In honor of this being National Wildlife Week, I thought it was the perfect time for a post about kids and bugs.
After all, bugs and other crawly critters are far and away the most popular forms of wildlife the kids see here in the big city. Whether we’re out on the trail, in the school garden or in our own backyard, the bugs always draw shrieks of excitement from the kids – and help form an instant connection to the natural world.
While it’s true not all kids like bugs, going on a bug hunt is still fun – especially if you take along some friends. After all, the more eyes looking out for critters, the better! Here’s how to make your next adventure a success, even for the most squeamish among you.
Bring the right tools.
A bug container, bug tweezers and a magnifying glass are pretty much essential. A butterfly net can be helpful, too.
Kid-sized tweezers make grabbing fairly simple, even for little ones (provided the critters you find are safe to touch, of course). Store your catch in a bug container long enough to examine it close up without fear of it crawling or flying away. Just be sure to release it where you found it!
Know where to look.
Backyard bugs can usually be found under things, like potted plants, rocks or other heavy items. If you’re on the trail, look for bugs in flowers and trees or near water.
Search for signs of bugs, too.
Finding bugs is thrilling, but so are signs of bugs or bug homes. Spider webs and vacated cocoons are good examples. My kids are also enthralled with dead bugs, so don’t be too quick to discourage curiosity in whatever form it comes.
Take your time.
Bugs are easy to miss if you’re walking too fast. Most are small and many have the gift of camouflage, making them tough to spot at first glance. Take it slow and let your eyes roam the area for anything that moves. You might even want to pick one place and hang out for a while.
Try to stay quiet.
I know what you’re thinking – how is staying quiet possible with kids? But you’d be surprised how willing kids are to listen and be still when looking for bugs and other wild critters. And once you’ve spotted one – and you will, trust me – even the littlest of kids seems instinctively to know to be still and enjoy their new toy. At least for a little while!
Talk about your discoveries.
Almost the second we spot a bug, the kids are asking what it’s called and whether it’s a “good” bug or a “bad” bug – something they connect with garden pests and helpers.
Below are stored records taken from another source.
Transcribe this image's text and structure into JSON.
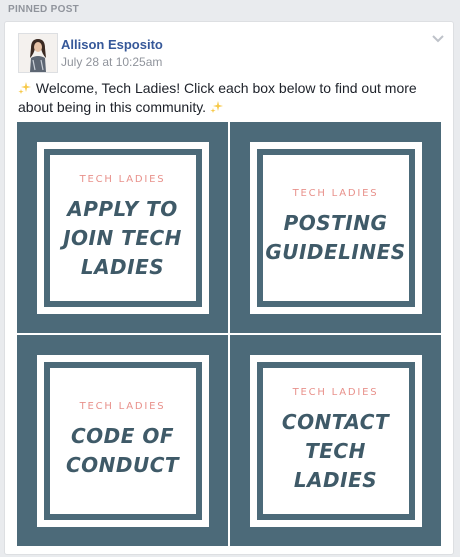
{
  "section_label": "PINNED POST",
  "post": {
    "author": "Allison Esposito",
    "timestamp": "July 28 at 10:25am",
    "text": "Welcome, Tech Ladies! Click each box below to find out more about being in this community."
  },
  "tiles": [
    {
      "kicker": "TECH LADIES",
      "title": "APPLY TO\nJOIN TECH\nLADIES"
    },
    {
      "kicker": "TECH LADIES",
      "title": "POSTING\nGUIDELINES"
    },
    {
      "kicker": "TECH LADIES",
      "title": "CODE OF\nCONDUCT"
    },
    {
      "kicker": "TECH LADIES",
      "title": "CONTACT\nTECH\nLADIES"
    }
  ],
  "colors": {
    "tile_bg": "#4c6a79",
    "tile_text": "#3f5a68",
    "kicker": "#e8918b",
    "author_link": "#365899"
  },
  "icons": [
    "sparkles-icon",
    "chevron-down-icon",
    "avatar"
  ]
}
Consult a field guide to learn more about your finds.
Note: A condensed version of this post originally appeared on BackpackBaseCamp.com.